21. It could only be with regard to the mode of procedure and service of summons for judgment in suits based upon an additional cause of action that the defendants could perhaps insist that so far as they were concerned, they were entitled to the procedure embodied in the amending provisions of the CPC. A dual procedure with respect to part of the claims, in the circumstances, perhaps, would have been necessary. However, the defendants have not taken any such plea in their applications that they should as well have been served with summons for judgment. Moreover, when they have already applied for leave to defend, that service, it seems, becomes redundant.
22. I, thereforee, hold that the present suit can be treated as a summary suit.
So far as the contention of some of the defendants that they ceased to be directions of the defendant-company in the year 1979, their liability is not invoked on the basis of these directorships. Instead, it is the guarantee bond executed by them which renders them liable.
23. Adverting to the other grounds on which permission for leave to defend is sought. I find that so far as the Haryana Financial Corporation, and the suit instituted in the Gurgaon Court, they are not relevant inasmuch as the plaintiff is not seeking any relief in this suit with regard to the term loan and bridging loan accounts which are the subject-matter of the tripartite arrangement in that suit.
24. Providing of additional or revised facilities to the defendants was entirely a matter to be independently agreed upon bilaterally between the parties. Since the plaintiff is not shown to have agreed to them, the existing liabilities could not thereby be eliminated or curtailed. It has also not been shown that any penal interest has been claimed by the plaintiff, or that the defendants could not liquidate wholly or partly their liability for breach of any obligation by the plaintiff.
25. As regards the insurance amount, the hypothecated goods were lying with the defendants at their premises, and as per their own showing, they were co-beneficiary under the insurance policy. It was for them to have as well agitated the matter with the insurance company. The non-payment of any amount by the latter could not eliminate the liability due to the plaintiff.
26. The result, thereforee, is that all the applications of the defendants for leave to defend are dismissed.
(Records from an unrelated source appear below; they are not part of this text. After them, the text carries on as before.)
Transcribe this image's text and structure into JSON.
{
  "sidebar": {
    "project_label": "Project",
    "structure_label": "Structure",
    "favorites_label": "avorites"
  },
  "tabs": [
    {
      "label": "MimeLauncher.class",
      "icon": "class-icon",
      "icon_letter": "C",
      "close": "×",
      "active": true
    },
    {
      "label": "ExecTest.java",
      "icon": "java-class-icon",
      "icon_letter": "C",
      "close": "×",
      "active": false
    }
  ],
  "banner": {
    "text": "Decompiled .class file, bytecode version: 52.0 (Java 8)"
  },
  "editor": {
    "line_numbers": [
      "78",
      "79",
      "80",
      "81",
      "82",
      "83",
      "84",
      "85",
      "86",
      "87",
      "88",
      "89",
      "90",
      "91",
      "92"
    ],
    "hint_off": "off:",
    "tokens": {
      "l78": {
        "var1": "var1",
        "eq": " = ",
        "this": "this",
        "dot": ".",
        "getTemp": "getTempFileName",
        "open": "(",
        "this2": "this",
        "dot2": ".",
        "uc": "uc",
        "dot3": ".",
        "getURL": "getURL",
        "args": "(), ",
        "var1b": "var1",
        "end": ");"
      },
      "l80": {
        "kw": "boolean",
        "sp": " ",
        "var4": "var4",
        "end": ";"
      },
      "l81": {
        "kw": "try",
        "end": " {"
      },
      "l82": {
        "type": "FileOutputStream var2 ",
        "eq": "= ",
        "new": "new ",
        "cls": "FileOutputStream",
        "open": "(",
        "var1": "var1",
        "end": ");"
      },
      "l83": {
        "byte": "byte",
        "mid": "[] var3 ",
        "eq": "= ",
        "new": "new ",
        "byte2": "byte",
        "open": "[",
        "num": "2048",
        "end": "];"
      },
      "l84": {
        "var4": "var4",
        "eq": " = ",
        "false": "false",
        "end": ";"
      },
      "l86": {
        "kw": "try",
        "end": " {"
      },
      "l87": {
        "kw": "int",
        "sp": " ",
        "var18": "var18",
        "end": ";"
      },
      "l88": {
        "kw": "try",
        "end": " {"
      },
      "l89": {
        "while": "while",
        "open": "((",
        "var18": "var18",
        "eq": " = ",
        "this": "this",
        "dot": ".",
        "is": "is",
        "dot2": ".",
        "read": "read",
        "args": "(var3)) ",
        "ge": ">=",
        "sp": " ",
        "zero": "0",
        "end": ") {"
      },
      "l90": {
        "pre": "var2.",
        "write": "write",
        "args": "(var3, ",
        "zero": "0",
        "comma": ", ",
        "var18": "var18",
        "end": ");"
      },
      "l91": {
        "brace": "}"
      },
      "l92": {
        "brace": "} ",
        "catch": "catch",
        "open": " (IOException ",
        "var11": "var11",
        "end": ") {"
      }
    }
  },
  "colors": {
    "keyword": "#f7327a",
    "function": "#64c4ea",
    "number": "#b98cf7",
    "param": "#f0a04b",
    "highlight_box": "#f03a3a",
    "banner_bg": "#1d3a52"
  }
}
The suit of the plaintiff shall stand decreed with costs. The plaintiff will be entitled to interest at the rate of 12% per annum from the date of the institution of the suit till realisation.